The Associated Press
SACRAMENTO About half the fall-run chinook salmon returned to the Sacramento River and its tributaries last year, the lowest level since 1992, according to the Pacific Fishery Management Council.
The low count came as a surprise to area fisheries managers because commercial fishing along the Oregon and California coasts was significantly cut back last year in an effort to protect salmon from the northern .
The total population of Sacramento River fall-run chinook was estimated at 435,000, about half its 2005 size.
"We're looking at it and wondering what's going on," said Allen Grover, a fisheries biologist at Fish and Game who monitors salmon. "I think it is a little bit worrisome."
One factor could be shifts in the Pacific Ocean jet streams. The National Academy of Sciences last week published a study showing a southern shift in the jet stream had triggered a broad decline in Pacific Ocean food sources.
"If you change the timing of this seasonal cycle, it doesn't provide the food for organisms that depend on plankton, and salmon are one of those ," said lead author John Barth, an oceanography professor at Oregon State University in Corvallis. "If the food is not there when these organisms are naturally ready to make use of it, they're going to suffer."
The decline of the Sacramento River's salmon is not severe enough to bring new fishing restrictions because the population is still well above protective ranges. But fisheries managers say they are concerned about the Central Valley stocks.

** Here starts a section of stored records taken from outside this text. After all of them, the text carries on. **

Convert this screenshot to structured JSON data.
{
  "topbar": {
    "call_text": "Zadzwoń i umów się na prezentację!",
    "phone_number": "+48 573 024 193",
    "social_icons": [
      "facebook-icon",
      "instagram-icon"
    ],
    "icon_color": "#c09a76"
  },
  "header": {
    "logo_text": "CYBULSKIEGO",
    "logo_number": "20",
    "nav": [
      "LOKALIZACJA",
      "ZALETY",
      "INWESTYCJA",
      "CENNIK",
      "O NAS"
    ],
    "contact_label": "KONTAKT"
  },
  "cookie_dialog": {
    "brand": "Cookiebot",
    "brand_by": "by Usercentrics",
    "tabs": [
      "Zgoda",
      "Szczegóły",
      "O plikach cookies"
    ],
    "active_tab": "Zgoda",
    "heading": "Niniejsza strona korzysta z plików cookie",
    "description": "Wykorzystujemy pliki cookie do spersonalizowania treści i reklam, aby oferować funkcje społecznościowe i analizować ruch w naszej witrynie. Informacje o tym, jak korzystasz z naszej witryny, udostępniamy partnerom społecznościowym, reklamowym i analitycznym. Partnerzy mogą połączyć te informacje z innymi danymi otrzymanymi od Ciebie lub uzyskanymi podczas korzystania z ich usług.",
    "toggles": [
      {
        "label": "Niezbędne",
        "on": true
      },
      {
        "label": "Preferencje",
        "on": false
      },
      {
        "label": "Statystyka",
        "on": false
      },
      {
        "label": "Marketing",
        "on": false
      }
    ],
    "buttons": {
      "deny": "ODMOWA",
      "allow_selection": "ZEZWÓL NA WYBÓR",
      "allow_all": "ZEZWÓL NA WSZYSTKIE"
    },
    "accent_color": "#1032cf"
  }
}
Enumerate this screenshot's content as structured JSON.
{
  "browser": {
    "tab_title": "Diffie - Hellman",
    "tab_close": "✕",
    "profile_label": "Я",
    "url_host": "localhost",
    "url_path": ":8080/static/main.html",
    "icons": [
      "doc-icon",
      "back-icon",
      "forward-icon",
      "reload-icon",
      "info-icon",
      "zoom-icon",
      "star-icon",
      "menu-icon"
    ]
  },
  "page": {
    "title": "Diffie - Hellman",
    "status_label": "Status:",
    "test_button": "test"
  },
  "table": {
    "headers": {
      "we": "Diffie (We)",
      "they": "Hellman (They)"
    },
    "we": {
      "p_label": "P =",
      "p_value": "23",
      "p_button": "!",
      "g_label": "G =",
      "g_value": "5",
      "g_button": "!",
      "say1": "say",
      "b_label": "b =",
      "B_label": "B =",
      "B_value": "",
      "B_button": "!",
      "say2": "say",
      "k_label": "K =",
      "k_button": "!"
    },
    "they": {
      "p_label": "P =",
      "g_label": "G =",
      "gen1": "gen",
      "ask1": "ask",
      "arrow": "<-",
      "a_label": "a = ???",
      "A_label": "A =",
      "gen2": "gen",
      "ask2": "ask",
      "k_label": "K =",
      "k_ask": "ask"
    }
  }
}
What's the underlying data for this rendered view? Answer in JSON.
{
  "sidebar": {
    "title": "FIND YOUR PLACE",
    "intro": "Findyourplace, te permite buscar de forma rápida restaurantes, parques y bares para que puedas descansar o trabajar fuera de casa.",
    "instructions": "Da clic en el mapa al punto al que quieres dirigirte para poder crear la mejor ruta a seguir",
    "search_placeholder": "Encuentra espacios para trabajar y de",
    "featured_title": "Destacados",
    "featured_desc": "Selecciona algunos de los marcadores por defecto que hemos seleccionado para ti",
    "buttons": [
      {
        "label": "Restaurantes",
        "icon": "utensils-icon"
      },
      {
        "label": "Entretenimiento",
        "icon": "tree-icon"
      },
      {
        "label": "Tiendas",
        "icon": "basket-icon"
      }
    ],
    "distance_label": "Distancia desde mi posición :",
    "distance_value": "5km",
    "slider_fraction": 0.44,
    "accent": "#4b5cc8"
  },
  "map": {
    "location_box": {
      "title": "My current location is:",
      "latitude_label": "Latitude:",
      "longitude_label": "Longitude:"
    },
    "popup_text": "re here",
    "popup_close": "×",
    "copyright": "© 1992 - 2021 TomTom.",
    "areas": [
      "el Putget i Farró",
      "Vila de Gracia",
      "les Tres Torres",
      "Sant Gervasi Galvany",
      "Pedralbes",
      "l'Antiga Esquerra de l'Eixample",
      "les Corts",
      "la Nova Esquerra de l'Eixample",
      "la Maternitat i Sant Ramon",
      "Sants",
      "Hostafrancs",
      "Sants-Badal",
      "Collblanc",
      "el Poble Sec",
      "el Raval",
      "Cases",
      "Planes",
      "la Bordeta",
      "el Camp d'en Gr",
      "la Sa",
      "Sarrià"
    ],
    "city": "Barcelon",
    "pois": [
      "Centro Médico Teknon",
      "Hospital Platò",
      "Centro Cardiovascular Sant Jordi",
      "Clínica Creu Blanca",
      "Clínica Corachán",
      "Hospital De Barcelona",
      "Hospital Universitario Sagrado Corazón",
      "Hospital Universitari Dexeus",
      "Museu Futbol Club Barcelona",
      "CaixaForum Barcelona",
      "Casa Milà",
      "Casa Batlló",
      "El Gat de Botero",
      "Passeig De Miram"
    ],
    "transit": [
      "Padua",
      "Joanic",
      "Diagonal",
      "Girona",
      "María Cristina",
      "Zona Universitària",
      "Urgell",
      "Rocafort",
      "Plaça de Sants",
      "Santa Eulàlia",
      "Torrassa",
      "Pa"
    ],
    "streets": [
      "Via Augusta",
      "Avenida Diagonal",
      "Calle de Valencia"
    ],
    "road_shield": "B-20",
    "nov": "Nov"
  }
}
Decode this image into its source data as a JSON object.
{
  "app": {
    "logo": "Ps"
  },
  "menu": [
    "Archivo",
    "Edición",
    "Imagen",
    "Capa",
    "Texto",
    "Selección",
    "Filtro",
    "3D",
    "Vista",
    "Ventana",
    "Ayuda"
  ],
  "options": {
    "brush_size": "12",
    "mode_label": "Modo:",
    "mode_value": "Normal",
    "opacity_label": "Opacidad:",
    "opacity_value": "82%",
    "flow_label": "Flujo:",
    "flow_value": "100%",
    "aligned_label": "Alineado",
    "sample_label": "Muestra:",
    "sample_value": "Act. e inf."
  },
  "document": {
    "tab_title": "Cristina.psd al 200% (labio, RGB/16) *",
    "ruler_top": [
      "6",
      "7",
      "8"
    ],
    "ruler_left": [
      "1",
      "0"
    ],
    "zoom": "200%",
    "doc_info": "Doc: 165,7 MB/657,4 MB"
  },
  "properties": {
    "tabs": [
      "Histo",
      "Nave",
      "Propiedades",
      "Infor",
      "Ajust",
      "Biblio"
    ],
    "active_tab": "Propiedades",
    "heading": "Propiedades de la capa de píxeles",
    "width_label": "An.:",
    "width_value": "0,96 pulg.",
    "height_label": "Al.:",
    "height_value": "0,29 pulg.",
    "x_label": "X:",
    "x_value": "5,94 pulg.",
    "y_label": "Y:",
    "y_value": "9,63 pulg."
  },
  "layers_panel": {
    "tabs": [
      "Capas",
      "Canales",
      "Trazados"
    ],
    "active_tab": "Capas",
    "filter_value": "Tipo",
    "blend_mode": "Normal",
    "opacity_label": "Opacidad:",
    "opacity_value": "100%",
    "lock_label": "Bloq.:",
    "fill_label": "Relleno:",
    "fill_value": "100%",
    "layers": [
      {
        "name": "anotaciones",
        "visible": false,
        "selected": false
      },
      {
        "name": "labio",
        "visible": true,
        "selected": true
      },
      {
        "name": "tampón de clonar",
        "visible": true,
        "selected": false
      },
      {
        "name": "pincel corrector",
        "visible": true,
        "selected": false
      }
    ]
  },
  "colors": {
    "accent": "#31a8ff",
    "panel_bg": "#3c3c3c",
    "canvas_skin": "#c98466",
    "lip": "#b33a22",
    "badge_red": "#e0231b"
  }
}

The fishery council is scheduled to meet in Sacramento next week to draft plans for the commercial salmon season, which starts May 1.